Houston Astros pitcher Roger Clemens, left, talks with his son, Koby, during batting practice Thursday, July 14, 2005, in Houston. Koby, drafted in the eighth round with the 254th pick, signed a contract with the Astros before practice.
JACK SAYS GOODBYE!
ST. ANDREWS, Scotland — They stood on rooftops and leaned against chimney pipes. They peered through the open windows of the stately Royal and Ancient clubhouse. They stood 10 deep in front of the shops and flats that line the 18th fairway of golf’s most famous course.
They were there to witness history, a few well-earned tears, and, as it turned out, one wonderfully nostalgic, goose-bump moment when Jack Nicklaus wound the clock back to 1978 and turned the Old Course into a high-decibel chamber.

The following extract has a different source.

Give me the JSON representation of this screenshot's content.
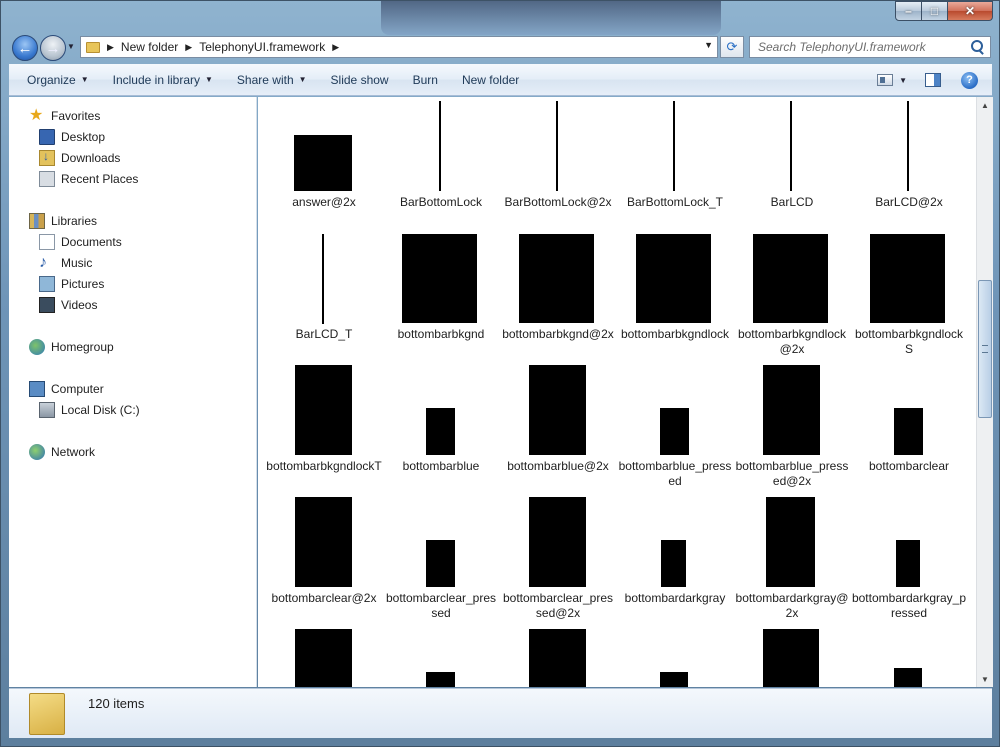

At exactly 5:58 p.m. local time — so said the timepiece on the stone R&A building — Nicklaus struck the 72nd and final shot of his majors playing career. The birdie putt traveled 13 or so feet and then succumbed to gravity and, who knows, maybe fate. It was the near-perfect ending to the near-perfect golfer.
“I knew that the hole would move wherever I hit,” Nicklaus said later.
He was kidding … I think. Nicklaus and the Old Course have been holding hands almost as long as he and sweetheart Barbara have been together, so anything is possible. Perhaps this was No. 18’s way of saying, “Thank you.”
Nicklaus didn’t make the British Open cut Friday afternoon, but he didn’t have to. Nobody is going to judge him by his rounds of 75-72, respectable numbers that left him just out of reach of weekend play. After all, Nicklaus’ legacy is more secure than the nearby Bank of Scotland branch that holds those prized, commemorative 5-pound notes with the Golden Bear’s mug on the back.
No, this was St. Andrews’s chance to give the 65-year-old Nicklaus a weeklong smooch. And Nicklaus, always the golf romantic, kissed back.